Friends, I’ve been watching myself for a while now–thinking I had a safe house with sturdy locks and shelves of resources to help me stay grounded. I’ve been watching how often I tell myself I shouldn’t feel something because I know something else. I’ve heard the term spiritual bypassing before, noted where I might have done it to others, and have kept a tab on it. But, I’m gonna let you in on something I literally just discovered:

I’ve been spiritually bypassing myself!

I didn’t think I was. Rather, I wasn’t sure if that was the case. But I also started to get a little suspicious there might be this intruder in my house.

There was. There is. It comes whenever I tell myself to not feel a certain way because I think I ought to take the higher road, –the positive mindset, –the whatever that would allow me to transcend difficulty.

Moments ago as this thought started to form, I googled, “Can you spiritually bypass yourself?” And the first link that popped up was this article from Dr. Ingrid Clayton titled “Beware of Spiritual Bypass.” You know when you find a passage that just completely validates your entire being?! This article did that for me. If I were reading this in print, I probably would have had the whole damn page highlighted in marker. The line that most resonated most with me because of its simple completeness is:

 Let’s remind others that spirituality can help us rest in the human condition. 

Ingrid Clayton, Ph.D

Rest in the human condition. Read that again…
Rest in the human condition.

I’m writing this in real time and it feels like a weight has just been lifted off of my chest. A reminder that I am not doing anything wrong. That by all of this being hard is actually what it’s supposed to be. Or perhaps, what it’s allowed to be.

I know I can do great things.
I know I can rise above
and see a new world painted.
I can hold the brush
and still be the human
I am not impervious to pain
but with each stroke
I gain
a little more me, a little more be



And so, I’ll say it:

Parenting has been hard. Twins have been hard. Motherhood has been hard. Reconciling my past and learning boundaries has been hard. Learning to forgive and love a little more has been hard. This Pandemic has been hard. Yesterday was hard. Today has been hard.


I’m thankful I’ve finally had the chance to return to therapy (Yes, I will be bringing up this realization at the next appointment..and imagining my therapist smirking in knowing-delight.) Not everyone has this access. If you can, please consider donating to The Loveland Foundation, an organization committed to providing mental health supports to Black women and girls for free. Your contributions help change the world. You can check out their Therapy Fund, Here.
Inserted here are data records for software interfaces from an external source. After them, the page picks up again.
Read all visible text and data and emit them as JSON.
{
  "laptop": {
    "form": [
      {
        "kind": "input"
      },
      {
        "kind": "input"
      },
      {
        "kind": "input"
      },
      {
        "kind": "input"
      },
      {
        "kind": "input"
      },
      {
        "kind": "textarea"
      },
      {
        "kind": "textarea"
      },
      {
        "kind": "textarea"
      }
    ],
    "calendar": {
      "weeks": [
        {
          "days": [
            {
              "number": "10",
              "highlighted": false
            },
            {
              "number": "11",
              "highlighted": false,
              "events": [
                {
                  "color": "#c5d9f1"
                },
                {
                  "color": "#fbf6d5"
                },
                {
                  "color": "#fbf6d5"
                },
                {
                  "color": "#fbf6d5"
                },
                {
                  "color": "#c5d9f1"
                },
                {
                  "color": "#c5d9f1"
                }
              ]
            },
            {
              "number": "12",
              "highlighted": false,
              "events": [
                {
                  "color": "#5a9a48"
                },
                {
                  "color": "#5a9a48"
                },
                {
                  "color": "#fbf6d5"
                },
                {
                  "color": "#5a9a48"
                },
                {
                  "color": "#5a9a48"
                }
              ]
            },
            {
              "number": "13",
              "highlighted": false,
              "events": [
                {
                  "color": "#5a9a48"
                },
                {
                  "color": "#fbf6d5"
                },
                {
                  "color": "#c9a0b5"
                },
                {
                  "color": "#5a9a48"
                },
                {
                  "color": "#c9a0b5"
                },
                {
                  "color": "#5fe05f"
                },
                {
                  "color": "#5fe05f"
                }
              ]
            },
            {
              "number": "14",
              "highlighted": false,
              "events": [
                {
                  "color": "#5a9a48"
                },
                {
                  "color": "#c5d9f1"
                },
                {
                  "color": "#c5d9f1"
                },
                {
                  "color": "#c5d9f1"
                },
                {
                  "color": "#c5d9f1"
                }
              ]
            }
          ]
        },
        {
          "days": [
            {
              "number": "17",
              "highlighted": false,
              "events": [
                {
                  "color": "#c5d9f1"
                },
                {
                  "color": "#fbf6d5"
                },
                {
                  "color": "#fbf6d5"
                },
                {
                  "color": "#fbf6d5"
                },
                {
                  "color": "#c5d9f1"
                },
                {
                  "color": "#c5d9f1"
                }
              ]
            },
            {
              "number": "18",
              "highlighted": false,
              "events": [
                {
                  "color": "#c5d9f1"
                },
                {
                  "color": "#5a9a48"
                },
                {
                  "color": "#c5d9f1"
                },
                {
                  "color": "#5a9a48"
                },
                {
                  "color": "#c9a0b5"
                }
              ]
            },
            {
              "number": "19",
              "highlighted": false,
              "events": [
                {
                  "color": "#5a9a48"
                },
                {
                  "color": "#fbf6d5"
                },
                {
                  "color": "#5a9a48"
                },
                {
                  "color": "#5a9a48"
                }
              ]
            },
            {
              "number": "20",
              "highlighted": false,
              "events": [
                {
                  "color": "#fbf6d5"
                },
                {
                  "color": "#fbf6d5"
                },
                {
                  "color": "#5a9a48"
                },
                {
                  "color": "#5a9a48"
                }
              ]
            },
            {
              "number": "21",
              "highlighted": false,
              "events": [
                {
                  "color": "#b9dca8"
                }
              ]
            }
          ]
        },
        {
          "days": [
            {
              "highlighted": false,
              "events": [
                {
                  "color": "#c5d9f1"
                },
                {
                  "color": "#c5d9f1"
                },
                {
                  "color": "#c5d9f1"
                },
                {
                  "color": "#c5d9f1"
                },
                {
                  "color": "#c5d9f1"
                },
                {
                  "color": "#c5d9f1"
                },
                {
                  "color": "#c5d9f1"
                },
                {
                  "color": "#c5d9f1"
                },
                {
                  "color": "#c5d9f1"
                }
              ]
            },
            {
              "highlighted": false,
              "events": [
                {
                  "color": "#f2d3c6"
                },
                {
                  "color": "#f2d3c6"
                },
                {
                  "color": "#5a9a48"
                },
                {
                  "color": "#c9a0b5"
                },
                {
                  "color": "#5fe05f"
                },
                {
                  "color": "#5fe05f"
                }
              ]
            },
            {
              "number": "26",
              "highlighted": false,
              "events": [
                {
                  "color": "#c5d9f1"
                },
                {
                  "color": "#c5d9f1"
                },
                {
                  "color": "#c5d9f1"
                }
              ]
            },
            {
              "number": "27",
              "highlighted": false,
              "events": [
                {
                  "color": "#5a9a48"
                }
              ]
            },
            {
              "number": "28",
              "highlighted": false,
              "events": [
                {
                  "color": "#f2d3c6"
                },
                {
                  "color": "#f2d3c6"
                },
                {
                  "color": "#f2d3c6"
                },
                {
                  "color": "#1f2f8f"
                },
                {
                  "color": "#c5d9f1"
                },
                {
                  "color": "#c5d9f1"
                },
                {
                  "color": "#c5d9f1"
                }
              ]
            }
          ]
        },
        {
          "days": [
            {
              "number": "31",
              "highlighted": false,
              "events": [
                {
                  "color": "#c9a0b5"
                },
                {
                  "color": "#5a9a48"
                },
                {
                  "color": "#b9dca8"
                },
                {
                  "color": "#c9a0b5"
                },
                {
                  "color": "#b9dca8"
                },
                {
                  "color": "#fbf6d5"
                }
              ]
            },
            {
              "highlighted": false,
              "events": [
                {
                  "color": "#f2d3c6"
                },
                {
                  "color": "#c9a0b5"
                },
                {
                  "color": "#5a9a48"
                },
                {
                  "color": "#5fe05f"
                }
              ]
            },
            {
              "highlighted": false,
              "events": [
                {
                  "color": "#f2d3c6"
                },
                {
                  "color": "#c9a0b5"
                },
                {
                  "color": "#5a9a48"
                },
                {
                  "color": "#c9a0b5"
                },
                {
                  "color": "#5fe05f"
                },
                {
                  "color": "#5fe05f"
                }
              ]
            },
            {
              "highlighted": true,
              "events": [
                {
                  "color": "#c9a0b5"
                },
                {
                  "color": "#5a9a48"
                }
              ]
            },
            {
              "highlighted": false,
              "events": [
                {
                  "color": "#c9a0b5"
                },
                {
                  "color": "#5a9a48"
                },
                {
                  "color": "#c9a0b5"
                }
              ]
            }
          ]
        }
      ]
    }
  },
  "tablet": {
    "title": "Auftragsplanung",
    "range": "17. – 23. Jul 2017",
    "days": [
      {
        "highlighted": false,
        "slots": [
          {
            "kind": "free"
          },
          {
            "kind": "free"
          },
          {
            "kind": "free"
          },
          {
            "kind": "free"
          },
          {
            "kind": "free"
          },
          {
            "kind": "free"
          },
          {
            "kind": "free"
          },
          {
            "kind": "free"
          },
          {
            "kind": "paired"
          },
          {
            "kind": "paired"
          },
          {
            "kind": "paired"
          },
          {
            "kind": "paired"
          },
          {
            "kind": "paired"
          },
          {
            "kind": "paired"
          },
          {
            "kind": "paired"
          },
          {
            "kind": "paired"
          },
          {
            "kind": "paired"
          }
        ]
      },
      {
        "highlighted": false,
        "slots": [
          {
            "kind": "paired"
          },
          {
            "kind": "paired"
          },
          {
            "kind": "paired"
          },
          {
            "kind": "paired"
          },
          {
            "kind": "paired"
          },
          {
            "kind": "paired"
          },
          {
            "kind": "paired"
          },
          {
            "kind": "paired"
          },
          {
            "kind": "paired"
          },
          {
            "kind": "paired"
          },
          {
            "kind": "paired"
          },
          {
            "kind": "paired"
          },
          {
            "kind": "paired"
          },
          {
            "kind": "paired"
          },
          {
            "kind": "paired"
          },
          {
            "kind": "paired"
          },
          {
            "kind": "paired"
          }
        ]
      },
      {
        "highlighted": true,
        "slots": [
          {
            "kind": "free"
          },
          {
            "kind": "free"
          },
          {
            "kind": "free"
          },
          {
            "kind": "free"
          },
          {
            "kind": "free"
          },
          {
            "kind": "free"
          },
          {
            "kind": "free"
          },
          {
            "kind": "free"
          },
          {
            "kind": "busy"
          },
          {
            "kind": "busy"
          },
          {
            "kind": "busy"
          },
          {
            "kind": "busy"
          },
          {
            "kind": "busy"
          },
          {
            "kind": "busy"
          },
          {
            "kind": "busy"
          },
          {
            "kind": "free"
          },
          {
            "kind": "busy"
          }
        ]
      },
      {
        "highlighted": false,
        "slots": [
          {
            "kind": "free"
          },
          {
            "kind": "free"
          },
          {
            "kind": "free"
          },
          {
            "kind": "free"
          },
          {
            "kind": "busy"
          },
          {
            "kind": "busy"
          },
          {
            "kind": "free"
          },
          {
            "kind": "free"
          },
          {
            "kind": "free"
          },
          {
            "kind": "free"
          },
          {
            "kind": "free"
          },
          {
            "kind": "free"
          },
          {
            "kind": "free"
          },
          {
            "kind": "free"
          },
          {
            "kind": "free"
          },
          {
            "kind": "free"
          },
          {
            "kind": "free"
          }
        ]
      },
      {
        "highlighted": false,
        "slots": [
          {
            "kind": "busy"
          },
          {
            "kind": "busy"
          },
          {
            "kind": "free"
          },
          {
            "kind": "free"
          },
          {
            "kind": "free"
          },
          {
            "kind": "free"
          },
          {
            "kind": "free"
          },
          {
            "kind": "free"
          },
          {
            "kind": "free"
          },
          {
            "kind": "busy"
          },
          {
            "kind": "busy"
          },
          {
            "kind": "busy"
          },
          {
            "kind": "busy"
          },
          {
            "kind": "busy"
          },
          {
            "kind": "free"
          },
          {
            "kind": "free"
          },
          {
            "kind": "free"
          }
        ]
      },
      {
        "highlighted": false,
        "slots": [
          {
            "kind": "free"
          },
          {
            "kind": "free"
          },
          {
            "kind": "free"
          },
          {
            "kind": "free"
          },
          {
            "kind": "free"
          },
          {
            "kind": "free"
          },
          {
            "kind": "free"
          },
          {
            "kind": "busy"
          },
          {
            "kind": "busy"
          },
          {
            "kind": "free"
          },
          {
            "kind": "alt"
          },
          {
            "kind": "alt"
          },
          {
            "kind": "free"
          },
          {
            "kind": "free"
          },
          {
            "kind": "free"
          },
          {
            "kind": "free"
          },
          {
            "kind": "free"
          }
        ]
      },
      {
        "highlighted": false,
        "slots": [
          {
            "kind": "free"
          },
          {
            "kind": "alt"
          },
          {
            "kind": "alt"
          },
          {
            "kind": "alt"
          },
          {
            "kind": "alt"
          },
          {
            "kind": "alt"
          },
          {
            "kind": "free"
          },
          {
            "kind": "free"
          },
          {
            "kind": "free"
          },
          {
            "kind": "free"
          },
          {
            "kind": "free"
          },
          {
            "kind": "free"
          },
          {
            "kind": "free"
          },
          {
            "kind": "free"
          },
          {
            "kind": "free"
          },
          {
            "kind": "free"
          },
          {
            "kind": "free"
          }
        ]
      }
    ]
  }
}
If you’d like some Instagram Inspiration, Jamila Reddy is light. She is a teacher, writer, and coach who just recorded an amazing IGTV video about feelings and healing. You can support her Patreon, Here!

To read Dr. Ingrid Clayon’s full article on Psychology Today, click here–> “Beware of Spiritual Bypass- Why do we avoid rather than accept?”